Del Monte’s Loughridge says the company is meeting distribution challenges in a timely manner after building distribution centers in Denver; Atlanta; Portland, Ore.; Kansas City, Mo.; Kankakee, Ill.; Jessup, Md.; and Plant City, Fla. The company expects to have three or four more centers up and running by fall. The company’s extensive fresh-cut line includes pineapple, melons, salad kits, grapes, sliced tomatoes and several kinds of fresh-cut vegetables.

There’s been a migration toward fresh-cut for the past 10 years, says Mike O’Leary, sales manager for the fresh-cut division of Boskovich Farms, Oxnard, Calif.

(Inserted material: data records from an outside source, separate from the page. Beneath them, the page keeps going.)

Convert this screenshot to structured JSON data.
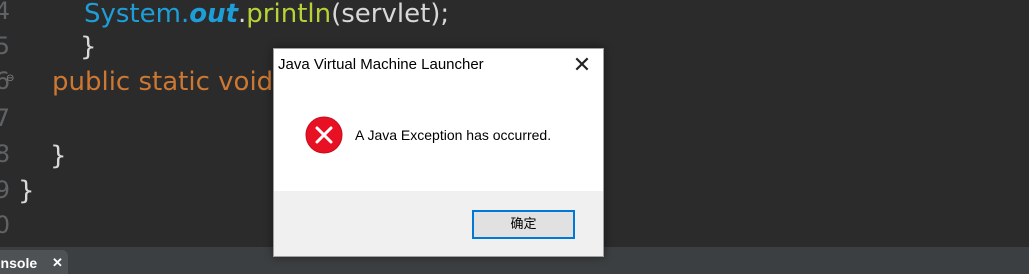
{
  "editor": {
    "line_numbers": [
      "4",
      "5",
      "6",
      "7",
      "8",
      "9",
      "0"
    ],
    "line1": {
      "class": "System.",
      "field": "out",
      "dot": ".",
      "method": "println",
      "rest": "(servlet);"
    },
    "line2": "}",
    "line3": "public static void",
    "line5": "}",
    "line6": "}"
  },
  "bottom_bar": {
    "console_tab_label": "onsole",
    "console_tab_close": "✕"
  },
  "dialog": {
    "title": "Java Virtual Machine Launcher",
    "close_glyph": "✕",
    "message": "A Java Exception has occurred.",
    "icon": "error-icon",
    "ok_label": "确定"
  },
  "colors": {
    "editor_bg": "#2b2b2b",
    "class_blue": "#1e9ed8",
    "method_green": "#b5d336",
    "keyword_orange": "#cc7832",
    "error_red": "#e81123",
    "button_focus_blue": "#0078d7"
  }
}
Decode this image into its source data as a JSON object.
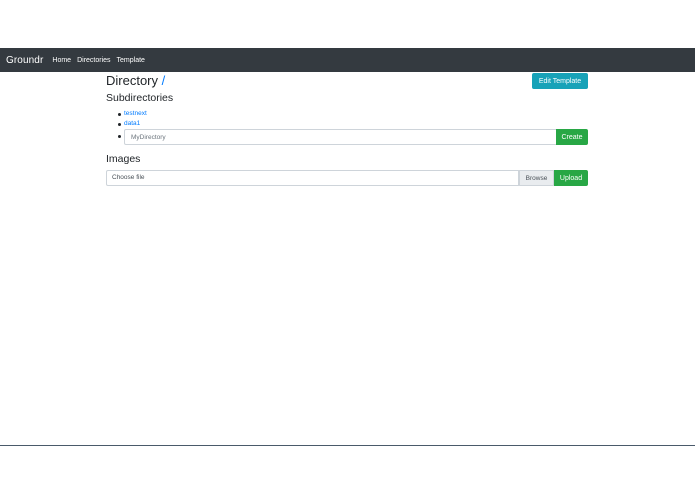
{
  "navbar": {
    "brand": "Groundr",
    "links": [
      "Home",
      "Directories",
      "Template"
    ]
  },
  "directory": {
    "title": "Directory",
    "path": "/",
    "edit_template_label": "Edit Template"
  },
  "subdirectories": {
    "heading": "Subdirectories",
    "items": [
      "testnext",
      "data1"
    ],
    "new_input_placeholder": "MyDirectory",
    "create_label": "Create"
  },
  "images": {
    "heading": "Images",
    "file_placeholder": "Choose file",
    "browse_label": "Browse",
    "upload_label": "Upload"
  },
  "colors": {
    "navbar_bg": "#343a40",
    "link": "#007bff",
    "info": "#17a2b8",
    "success": "#28a745"
  }
}
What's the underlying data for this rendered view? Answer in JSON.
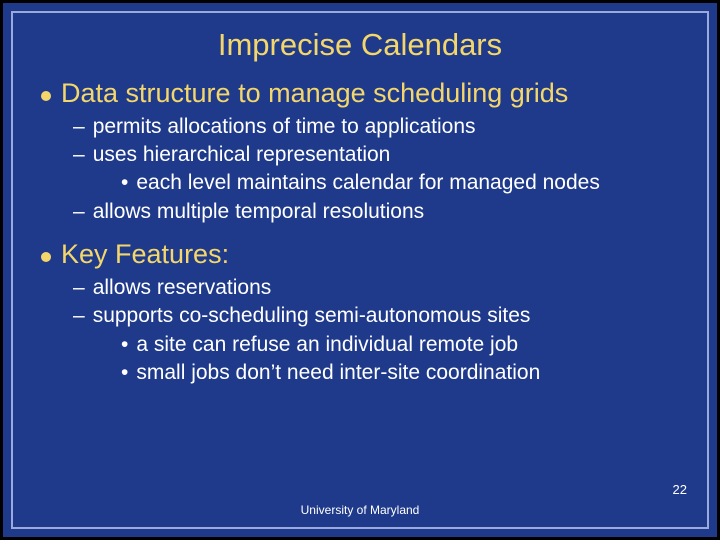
{
  "title": "Imprecise Calendars",
  "sections": [
    {
      "heading": "Data structure to manage scheduling grids",
      "subs": [
        {
          "text": "permits allocations of time to applications",
          "subsubs": []
        },
        {
          "text": "uses hierarchical representation",
          "subsubs": [
            "each level maintains calendar for managed nodes"
          ]
        },
        {
          "text": "allows multiple temporal resolutions",
          "subsubs": []
        }
      ]
    },
    {
      "heading": "Key Features:",
      "subs": [
        {
          "text": "allows reservations",
          "subsubs": []
        },
        {
          "text": "supports co-scheduling semi-autonomous sites",
          "subsubs": [
            "a site can refuse an individual  remote job",
            "small jobs don’t need inter-site coordination"
          ]
        }
      ]
    }
  ],
  "footer": "University of Maryland",
  "page_number": "22"
}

And that trend continues as technology becomes more available and packaging and quality improve.

O’Leary says Boskovich easily can serve the West Coast from its Oxnard location, but the company is stepping up its efforts to go East with a product line that includes more than two dozen fresh-cut vegetables.

He admits that the company isn’t sending bobtail trucks from Oxnard into Kansas City,Mo., but Boskovich is doing the next best thing — finding local distributors or processors to handle its product in metropolitan areas nationwide.

The importance of regional processors is even greater when you’re dealing with fresh-cut fruit, which has a much shorter shelf life than most precut vegetables, says Carl Svangtun, vice president and general manager at fresh-cut fruit supplier Sun Rich Fresh Foods Inc., Richmond, British Columbia.
Sun Rich has facilities in Los Angeles, Toronto and Vancouver, British Columbia, and plans to open a fourth in the Southeastern U.S. by the summer of 2003.

“You can only (serve customers) by cutting close to the customers and delivering your product within a very short window,” he says.